A recent Ammonia Energy post mentioned that in December 2017 “the Japanese government . . . approved an updated hydrogen strategy which appears to give ammonia the inside track in the race against liquid hydrogen (LH2) and liquid organic hydride (LOH) energy carrier systems.” While this news is positive, the hydrogen strategy remains the essential context for economic implementation of ammonia energy technologies in Japan; ammonia’s prospects are only as bright as those of hydrogen.
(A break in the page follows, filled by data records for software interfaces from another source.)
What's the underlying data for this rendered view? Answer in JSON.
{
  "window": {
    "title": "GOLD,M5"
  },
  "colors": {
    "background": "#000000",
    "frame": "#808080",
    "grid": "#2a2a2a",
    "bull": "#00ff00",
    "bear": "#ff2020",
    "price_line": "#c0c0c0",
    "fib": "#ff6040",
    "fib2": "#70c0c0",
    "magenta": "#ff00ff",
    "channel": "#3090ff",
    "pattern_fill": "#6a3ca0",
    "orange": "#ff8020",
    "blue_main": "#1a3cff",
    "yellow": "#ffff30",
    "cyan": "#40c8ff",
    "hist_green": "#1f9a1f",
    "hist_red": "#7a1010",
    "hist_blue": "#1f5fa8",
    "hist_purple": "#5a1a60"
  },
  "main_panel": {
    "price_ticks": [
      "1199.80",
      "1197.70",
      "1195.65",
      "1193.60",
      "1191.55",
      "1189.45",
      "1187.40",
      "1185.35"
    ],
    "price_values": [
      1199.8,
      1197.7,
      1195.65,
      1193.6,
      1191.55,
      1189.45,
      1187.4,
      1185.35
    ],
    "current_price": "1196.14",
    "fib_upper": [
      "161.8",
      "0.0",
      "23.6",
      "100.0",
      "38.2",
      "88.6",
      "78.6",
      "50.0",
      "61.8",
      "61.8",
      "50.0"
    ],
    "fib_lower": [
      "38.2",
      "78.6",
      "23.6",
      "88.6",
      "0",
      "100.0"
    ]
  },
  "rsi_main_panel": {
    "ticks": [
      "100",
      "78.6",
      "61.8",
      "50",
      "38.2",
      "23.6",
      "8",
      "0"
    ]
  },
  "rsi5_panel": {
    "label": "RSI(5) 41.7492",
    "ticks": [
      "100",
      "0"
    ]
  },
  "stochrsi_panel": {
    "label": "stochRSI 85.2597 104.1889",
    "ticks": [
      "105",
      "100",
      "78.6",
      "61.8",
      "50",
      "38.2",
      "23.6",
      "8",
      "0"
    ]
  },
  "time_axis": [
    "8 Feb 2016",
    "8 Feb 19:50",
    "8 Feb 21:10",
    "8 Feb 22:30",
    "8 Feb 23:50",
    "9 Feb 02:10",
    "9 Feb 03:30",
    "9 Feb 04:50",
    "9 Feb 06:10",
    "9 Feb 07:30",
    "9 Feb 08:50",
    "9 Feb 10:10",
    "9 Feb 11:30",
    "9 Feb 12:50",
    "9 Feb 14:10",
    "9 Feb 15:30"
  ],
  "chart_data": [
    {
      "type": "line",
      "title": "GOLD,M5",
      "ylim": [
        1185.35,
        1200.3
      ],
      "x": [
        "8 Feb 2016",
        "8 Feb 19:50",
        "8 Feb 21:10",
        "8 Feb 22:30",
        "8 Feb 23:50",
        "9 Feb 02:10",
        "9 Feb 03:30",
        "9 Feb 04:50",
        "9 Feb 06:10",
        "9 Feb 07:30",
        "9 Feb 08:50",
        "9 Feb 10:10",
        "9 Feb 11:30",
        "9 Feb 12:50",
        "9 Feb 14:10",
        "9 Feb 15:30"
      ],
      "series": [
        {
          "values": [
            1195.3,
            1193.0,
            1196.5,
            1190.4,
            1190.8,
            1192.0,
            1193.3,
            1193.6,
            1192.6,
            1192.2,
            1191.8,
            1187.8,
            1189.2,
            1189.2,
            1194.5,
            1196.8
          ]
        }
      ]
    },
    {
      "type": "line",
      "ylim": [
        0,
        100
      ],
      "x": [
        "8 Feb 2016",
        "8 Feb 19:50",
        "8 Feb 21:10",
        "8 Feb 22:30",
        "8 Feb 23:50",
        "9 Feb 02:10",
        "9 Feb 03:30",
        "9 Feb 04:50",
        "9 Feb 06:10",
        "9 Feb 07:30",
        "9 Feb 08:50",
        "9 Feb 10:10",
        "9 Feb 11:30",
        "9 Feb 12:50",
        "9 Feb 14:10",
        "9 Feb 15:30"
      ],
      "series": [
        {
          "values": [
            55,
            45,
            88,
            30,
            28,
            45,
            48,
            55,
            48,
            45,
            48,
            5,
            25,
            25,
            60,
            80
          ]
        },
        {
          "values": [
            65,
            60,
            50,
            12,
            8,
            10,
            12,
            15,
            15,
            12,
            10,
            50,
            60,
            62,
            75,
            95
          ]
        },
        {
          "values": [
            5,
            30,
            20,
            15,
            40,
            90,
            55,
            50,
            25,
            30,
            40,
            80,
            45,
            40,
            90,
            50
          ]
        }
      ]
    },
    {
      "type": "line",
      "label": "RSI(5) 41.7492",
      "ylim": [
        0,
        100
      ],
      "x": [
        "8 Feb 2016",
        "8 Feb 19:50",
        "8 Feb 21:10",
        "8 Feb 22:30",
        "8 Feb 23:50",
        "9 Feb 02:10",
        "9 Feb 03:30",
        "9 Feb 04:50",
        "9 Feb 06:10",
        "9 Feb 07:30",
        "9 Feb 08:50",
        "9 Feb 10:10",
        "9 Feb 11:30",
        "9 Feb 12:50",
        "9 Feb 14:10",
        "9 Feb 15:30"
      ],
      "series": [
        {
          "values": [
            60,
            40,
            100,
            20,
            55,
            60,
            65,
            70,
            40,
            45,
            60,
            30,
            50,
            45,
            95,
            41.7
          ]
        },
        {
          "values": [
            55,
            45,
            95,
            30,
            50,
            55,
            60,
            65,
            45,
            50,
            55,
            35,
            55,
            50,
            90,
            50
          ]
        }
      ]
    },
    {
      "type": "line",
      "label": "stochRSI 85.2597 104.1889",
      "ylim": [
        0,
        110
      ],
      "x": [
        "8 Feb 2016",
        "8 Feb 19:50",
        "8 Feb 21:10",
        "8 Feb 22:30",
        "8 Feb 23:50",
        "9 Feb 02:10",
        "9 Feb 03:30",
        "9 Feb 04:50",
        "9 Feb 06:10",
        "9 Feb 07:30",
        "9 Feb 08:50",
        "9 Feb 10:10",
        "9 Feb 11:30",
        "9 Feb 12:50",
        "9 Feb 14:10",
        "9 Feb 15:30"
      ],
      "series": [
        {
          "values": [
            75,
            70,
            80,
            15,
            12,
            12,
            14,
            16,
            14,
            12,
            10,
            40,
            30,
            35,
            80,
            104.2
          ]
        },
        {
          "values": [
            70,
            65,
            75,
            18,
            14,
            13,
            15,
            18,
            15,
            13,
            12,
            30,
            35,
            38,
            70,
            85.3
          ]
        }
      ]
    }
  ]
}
This is why Ammonia Energy asks from time to time, how is hydrogen faring in Japan?
During his presentation at the November 2017 NH3 Energy + Topical Conference, Shogo Onishi of IHI Corporation described the progress made by IHI and Tohoku University in limiting NOx emissions from ammonia-fired gas turbines (AGTs). Regular attendees of the annual NH3 Fuel Conference identify IHI with its work on AGTs since the company also addressed this topic at the 2016 and 2015 events. However, a scan of published materials shows that AGTs are just one aspect of IHI’s activity in the ammonia energy arena. In fact, IHI is also looking at the near-term commercialization of technologies in ammonia-coal co-firing in steam boilers and direct ammonia fuel cells. This level and breadth of commitment to ammonia energy is unique among global capital goods producers.
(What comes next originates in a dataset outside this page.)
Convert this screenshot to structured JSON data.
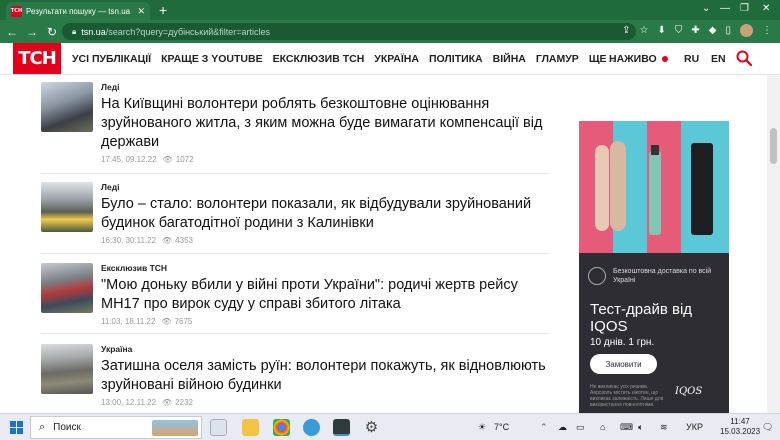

On December 8, the Nikkei Sangyo Shimbun ran a story about the future of coal-fired electricity generation in Japan. The story touched on topics ranging from the plumbing in a Chugoku Electric generating station to the Trump administration’s idiosyncratic approach to environmental diplomacy. And it contained this sentence: “Ammonia can become a ‘savior’ of coal-fired power.”
Clearly an explanation is in order.
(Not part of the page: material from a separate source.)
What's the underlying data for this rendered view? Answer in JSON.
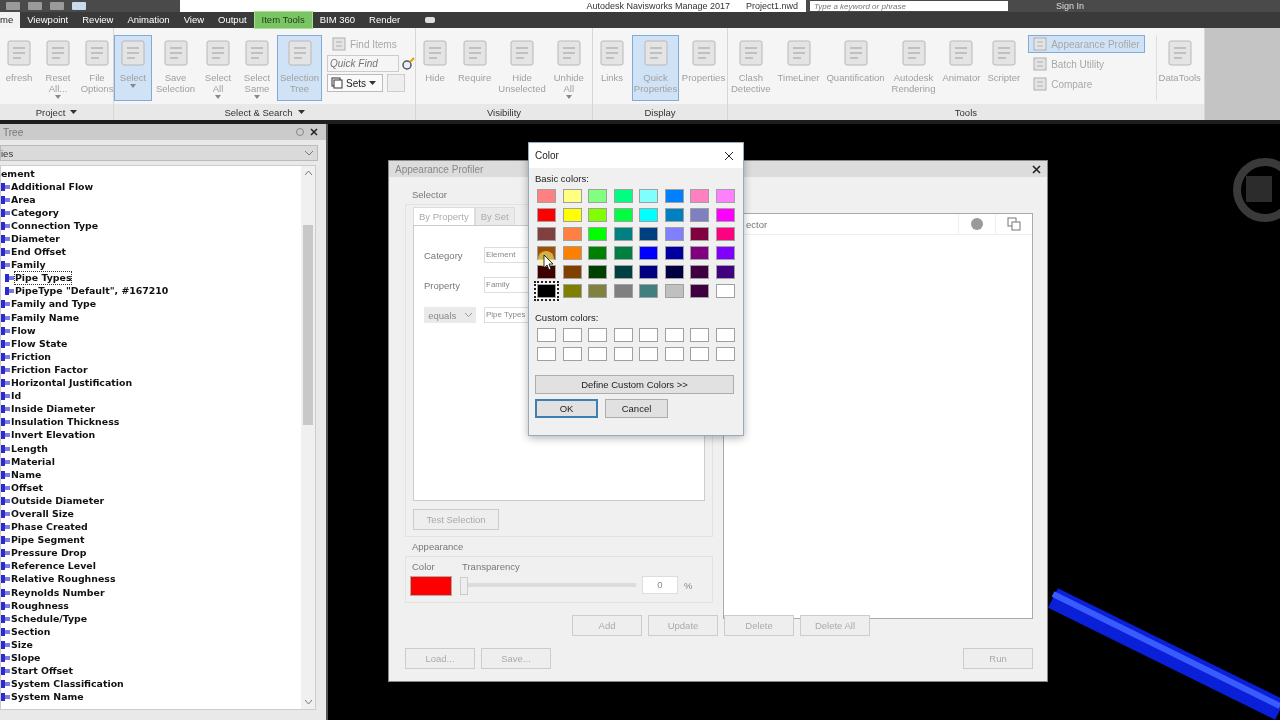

To demonstrate the progress of the SIP "Energy Carriers" program, the Japan Science and Technology Agency last week released a video, embedded below, that shows three of its ammonia fuel research and development projects in operation.
R&D is often an abstract idea: this video shows what it looks like to generate power from ammonia.
As it turns out, fuel cells aren't hugely photogenic. Nonetheless, if a picture is worth a thousand words, this will be a long article.
In the last 12 months ...
Researchers seeking to fire gas turbines with ammonia made significant strides toward realization of commercial-scale machines in both the U.K. and Japan. This means that electricity generation has become a realistic near-term use-case for ammonia energy.
In the last 12 months ...
In July 2017, 19 companies and three research institutions came together to form the Green Ammonia Consortium. Before this development, it was unclear whether ammonia would find a significant role in Japan’s hydrogen economy. In the wake of this announcement, however, ammonia seems to have claimed the leading position in the race among potential energy carriers.
On July 25, the Japan Science and Technology Agency (JST) announced that a collection of companies and research institutions had come together to form a Green Ammonia Consortium. The 22-member group will take over responsibility for the ammonia aspect of the Cross-Ministerial Strategic Innovation Program (SIP) Energy Carriers agenda when the SIP is discontinued at the end of fiscal 2018. A JST press release states that the Consortium intends to develop a strategy for “forming [an] ammonia value chain,” promote demonstration projects that can further commercialization, and enable “Japanese industry to lead the world market.”
Earlier this month the Eguchi Laboratory at Kyoto University announced advances in ammonia-fueled solid oxide fuel cell technology. The lab was able to produce a functioning fuel cell with a power output of one kilowatt. The device attained “direct current power generation efficiency” in excess of 50% and reached 1,000 hours of continuous operation.
Most of the ammonia energy projects I write about are in the research and development phase but, as I've said before, technology transfer from the academic lab to commercial deployment is moving swiftly - especially in Japan.
Last week, Nikkei Asian Review published two articles outlining plans by major engineering and power firms to build utility-scale demonstrations using ammonia as a fuel for electricity generation. Both projects aim to reduce the carbon intensity of the Japanese electrical grid, incrementally but significantly, by displacing a portion of the fossil fuels with ammonia. The first project will generate power using an ammonia-coal mix, while the second will combine ammonia with natural gas.
I wrote last week about ARPA-E's "transformative" ammonia synthesis technologies, describing three technology pathways under development: low pressure Haber-Bosch, electrochemical processes, and advanced electrolysis.
ARPA-E's ambitious R&D program might imply that a meaningful, commercial market for sustainable ammonia is still decades away. It represents, however, only the slow American tip of a fast-moving global iceberg.
In Japan, where there's no debate about climate science, the national effort is already well underway, with three programs to develop low-carbon ammonia synthesis under the Cross-ministerial Strategic Innovation Promotion Program (SIP), 'Energy Carriers.'